§ **Source data**

_ _ _ _

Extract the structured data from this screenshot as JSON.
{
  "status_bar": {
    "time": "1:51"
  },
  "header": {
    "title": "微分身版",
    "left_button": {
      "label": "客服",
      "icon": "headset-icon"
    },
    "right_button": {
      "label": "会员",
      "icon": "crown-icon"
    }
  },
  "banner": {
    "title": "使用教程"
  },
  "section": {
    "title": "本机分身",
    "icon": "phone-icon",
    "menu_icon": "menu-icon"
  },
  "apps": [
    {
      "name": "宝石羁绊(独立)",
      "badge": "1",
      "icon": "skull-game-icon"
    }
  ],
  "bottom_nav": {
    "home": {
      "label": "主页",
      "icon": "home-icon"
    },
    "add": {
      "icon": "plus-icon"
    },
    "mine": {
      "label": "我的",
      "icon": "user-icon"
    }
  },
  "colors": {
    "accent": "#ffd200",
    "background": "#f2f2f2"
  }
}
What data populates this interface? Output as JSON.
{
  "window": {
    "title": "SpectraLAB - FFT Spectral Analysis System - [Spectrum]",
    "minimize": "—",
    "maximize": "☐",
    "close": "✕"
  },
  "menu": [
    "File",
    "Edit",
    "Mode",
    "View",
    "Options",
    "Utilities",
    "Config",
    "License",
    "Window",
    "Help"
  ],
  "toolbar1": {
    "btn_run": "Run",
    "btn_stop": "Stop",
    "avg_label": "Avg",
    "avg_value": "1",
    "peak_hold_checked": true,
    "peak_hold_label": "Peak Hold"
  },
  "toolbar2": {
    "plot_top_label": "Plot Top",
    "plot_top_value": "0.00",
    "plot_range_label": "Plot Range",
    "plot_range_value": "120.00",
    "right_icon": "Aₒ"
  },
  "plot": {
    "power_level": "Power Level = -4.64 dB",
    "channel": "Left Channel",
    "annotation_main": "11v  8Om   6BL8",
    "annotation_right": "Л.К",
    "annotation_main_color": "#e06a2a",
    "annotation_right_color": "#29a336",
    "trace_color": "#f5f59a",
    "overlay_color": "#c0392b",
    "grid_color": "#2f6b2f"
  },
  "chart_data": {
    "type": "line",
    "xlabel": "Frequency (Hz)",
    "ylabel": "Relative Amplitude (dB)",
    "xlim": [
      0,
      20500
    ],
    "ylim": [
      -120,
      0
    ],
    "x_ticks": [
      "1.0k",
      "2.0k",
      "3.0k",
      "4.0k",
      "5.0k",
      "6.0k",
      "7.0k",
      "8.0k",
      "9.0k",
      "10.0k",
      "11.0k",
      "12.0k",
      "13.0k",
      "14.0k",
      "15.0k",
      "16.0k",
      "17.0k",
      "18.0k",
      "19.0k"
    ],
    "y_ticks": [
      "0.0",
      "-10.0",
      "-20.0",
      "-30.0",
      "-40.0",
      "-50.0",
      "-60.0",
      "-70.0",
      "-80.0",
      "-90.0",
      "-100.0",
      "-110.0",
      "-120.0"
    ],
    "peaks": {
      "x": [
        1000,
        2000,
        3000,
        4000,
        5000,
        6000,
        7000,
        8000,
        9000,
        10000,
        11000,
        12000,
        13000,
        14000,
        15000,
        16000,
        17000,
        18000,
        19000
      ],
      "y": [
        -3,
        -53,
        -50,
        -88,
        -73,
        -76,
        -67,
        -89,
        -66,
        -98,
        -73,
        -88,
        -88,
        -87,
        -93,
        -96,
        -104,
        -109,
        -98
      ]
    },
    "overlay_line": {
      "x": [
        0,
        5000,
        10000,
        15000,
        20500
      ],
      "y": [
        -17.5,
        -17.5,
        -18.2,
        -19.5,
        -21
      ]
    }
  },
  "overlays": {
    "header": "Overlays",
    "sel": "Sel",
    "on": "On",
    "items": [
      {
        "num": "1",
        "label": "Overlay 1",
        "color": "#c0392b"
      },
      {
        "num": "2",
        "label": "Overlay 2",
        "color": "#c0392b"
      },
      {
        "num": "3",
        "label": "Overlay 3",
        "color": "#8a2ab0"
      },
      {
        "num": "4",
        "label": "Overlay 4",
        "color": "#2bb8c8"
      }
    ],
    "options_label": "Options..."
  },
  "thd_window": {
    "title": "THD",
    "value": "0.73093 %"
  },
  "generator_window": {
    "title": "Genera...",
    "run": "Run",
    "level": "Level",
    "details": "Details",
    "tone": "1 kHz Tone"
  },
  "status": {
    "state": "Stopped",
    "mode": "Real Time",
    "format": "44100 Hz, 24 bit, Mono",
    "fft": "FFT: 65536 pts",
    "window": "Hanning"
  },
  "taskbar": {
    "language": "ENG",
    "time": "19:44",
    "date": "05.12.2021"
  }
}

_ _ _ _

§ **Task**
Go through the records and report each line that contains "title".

§ **Task answer**
    "title": "微分身版",
    "title": "使用教程"
    "title": "本机分身",
    "title": "SpectraLAB - FFT Spectral Analysis System - [Spectrum]",
    "title": "THD",
    "title": "Genera...",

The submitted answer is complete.